3. Apply extrusive force to the mandibular premolars and first molar using vertical (up-and-down) elastics from the bonded attachment hooks to the zygomatic plate TAD and placed by the patient

4. Apply intrusive force to the maxillary molars and premolars using elastic chains from the brackets of the maxillary teeth/archwire to the TAD

5. Following the hoped-for eruption, a full lower fixed appliance to level and align mandibular teeth.

The maxillary fixed appliance was placed in October 2008. The surgical episode was successfully performed by Prof.
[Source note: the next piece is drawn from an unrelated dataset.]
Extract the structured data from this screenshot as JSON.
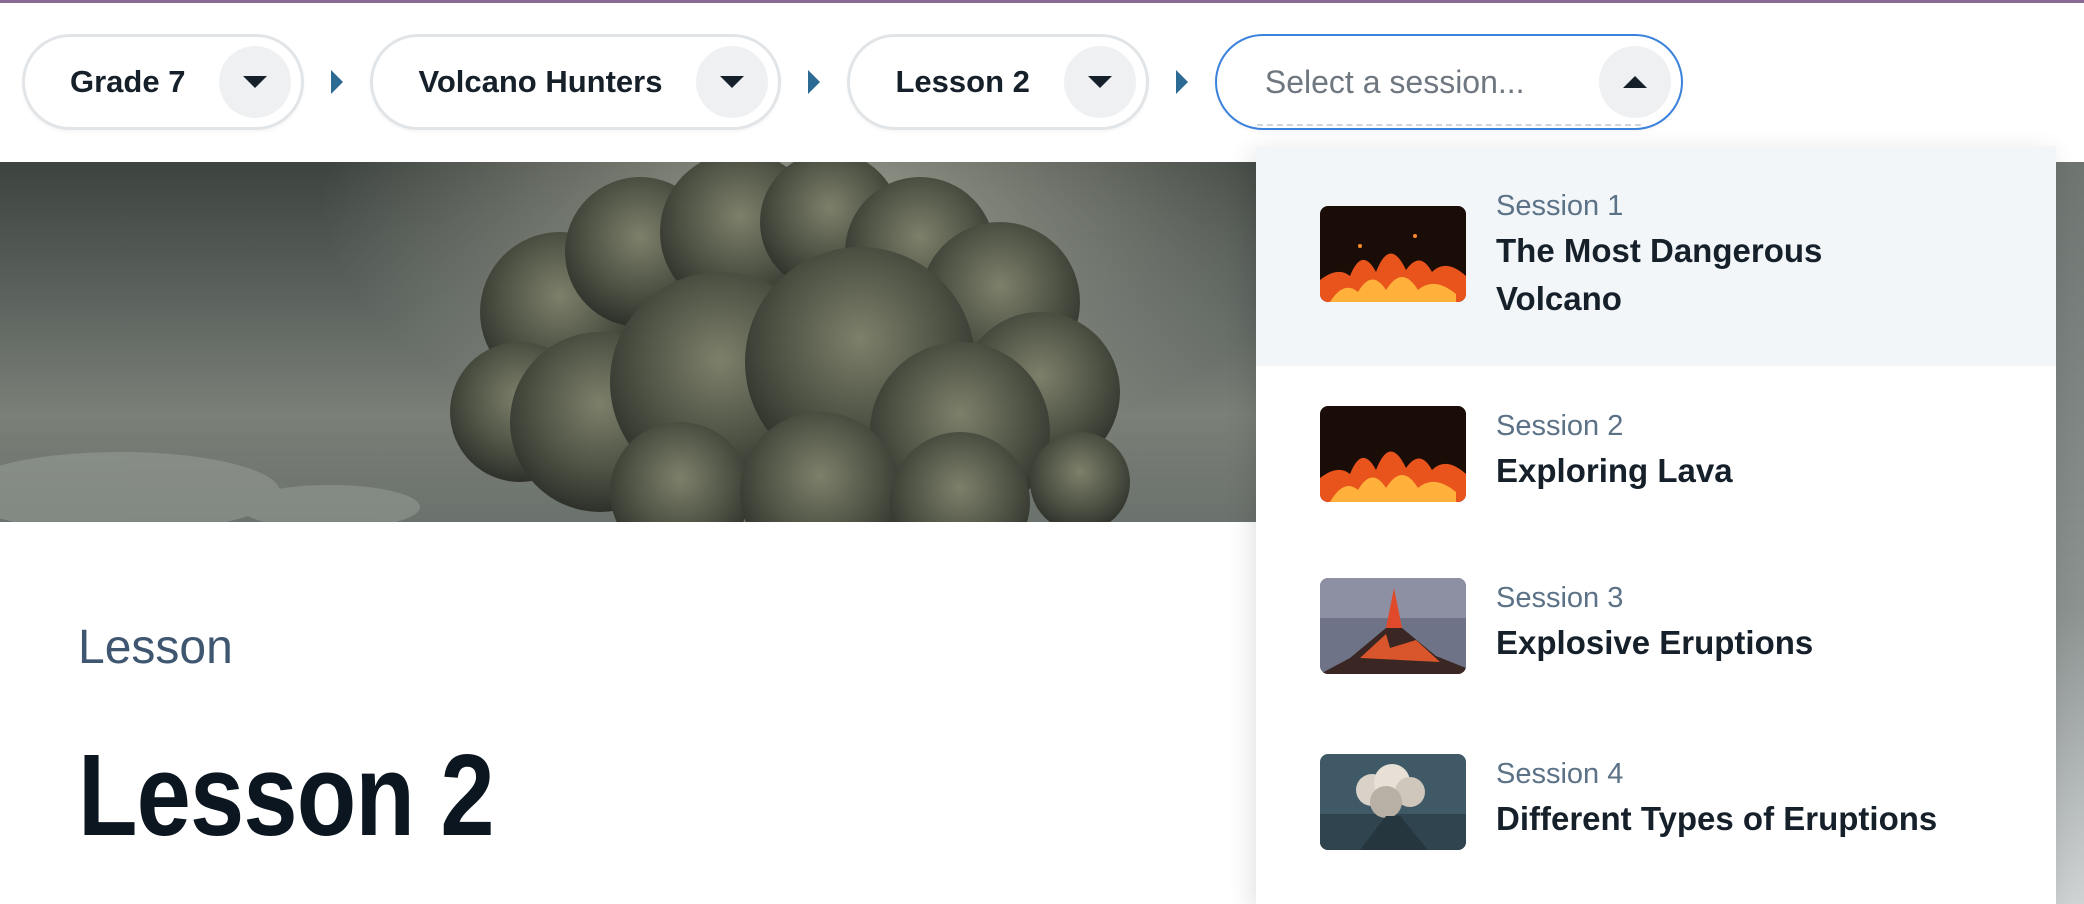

Nardy Caspi, in all its parts (Fig. 2), at the beginning of December 2008 and under general anesthesia.GGG_Fig._2a

Fig. 2a. December 2008. A broad occluso-buccal flap was reflected to immediately reveal the canine, first premolar and second molar.

Fig. 2b. The second premolar and first molar were exposed following removal of their bony cover.GGG_Fig._2c_2d
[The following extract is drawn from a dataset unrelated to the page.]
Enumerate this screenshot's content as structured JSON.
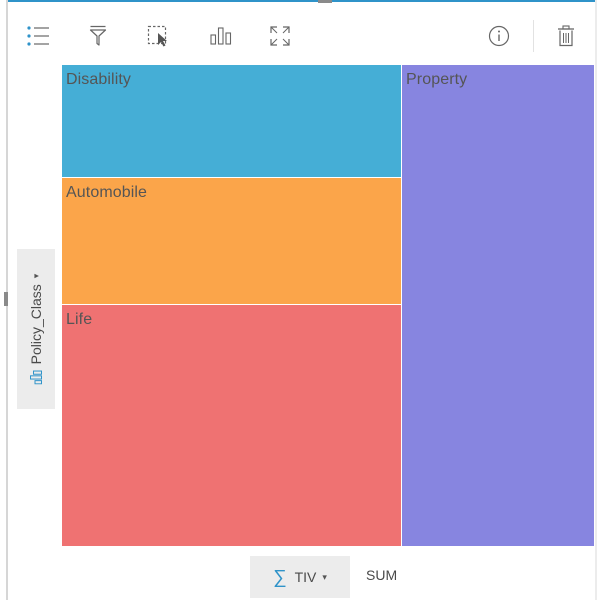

Fig. 2c. Simple attachments were bonded with twisted steel ligatures drawn occlusally.

Fig. 2d. The flap was re-sutured back to its former place, with only the two twisted ligatures visible. These were shortened and fashioned into two traction hooks. Note the open exposure of the canine, first premolar and second molar.

The canine, first premolar and second molar were merely exposed in an open surgical procedure (Fig. 2a), while attachments were placed on the deeper second premolar and first molar (Fig. 2b-d).

GGG_fig._3 GGG_fig._4

Fig. 3. The zygomatic plate screwed into place on the inferior aspect of the zygomatic process of the maxilla.

Fig. 4. Elastic traction is applied direct from the traction hooks to the zygomatic plate.

The zygomatic plate was screwed into place at the same surgical session (Fig. 3). Vertical elastic traction individually to these teeth was initiated I week later and placed by the patient (Fig. 4). At this time, the maxillary dentition was well aligned and leveled and a heavy 0.020” round archwire was in place. At each visit in the maxilla, an elastic chain was placed either direct on the molar tube and premolar brackets or on the archwire itself and intrusive force applied by stretching it to the TAD. GGG_fig._5a

Fig. 5a. January 2011. Intra-oral views to show the final alignment, with corrective leveling of the occlusal plane.GGG_fig._5b__c

Fig. 5b, c. Panoramic and periapical radiographic views at the completion of active treatment.

The impacted teeth responded very favorably to the extrusive traction and, by late September 2009, they were sufficiently erupted for a full multibracketed orthodontic appliance to be placed and the remainder of the, then, routine orthodontic treatment was undertaken and completed in January 2011, when the appliances were removed (Fig 5). Removable retainers were placed at the end of treatment, with instructions that they be worn at night – advice that was totally ignored by the patient!

During the treatment and following a traumatic incident to the patient’s maxillary anterior teeth, a root canal treatment became necessary and the tooth subsequently acquired a blue-grey hue.


Fig. 6. Panoramic of the dentition in July 2015, 4.6 years post-treatment.

The patient was seen again only in May 2013, when a minor degree of incisor crowding relapse was noted, for which the patient refused treatment. In July 2015 , he was seen by the original oral surgeon (Prof. Nardy Caspi) who extracted his wisdom teeth (Fig. 6).


I am grateful to Dr. Sylvia Frazier-Bowers for her scholarly input for this bulletin.


1. Becker A, Chaushu G, Chaushu A. An analysis of failure in the treatment of impacted maxillary canines. American Journal of Orthodontics & Dentofacial Orthopedics 2010;137:743-54.

2. Rhoads SG, Hebdricks HM Frazier-Bowers SA. Establishing the diagnostic criteria for eruption disorders based on genetic and clinical data. American Journal of Orthodontics & Dentofacial Orthopedics 2013;144:194-202.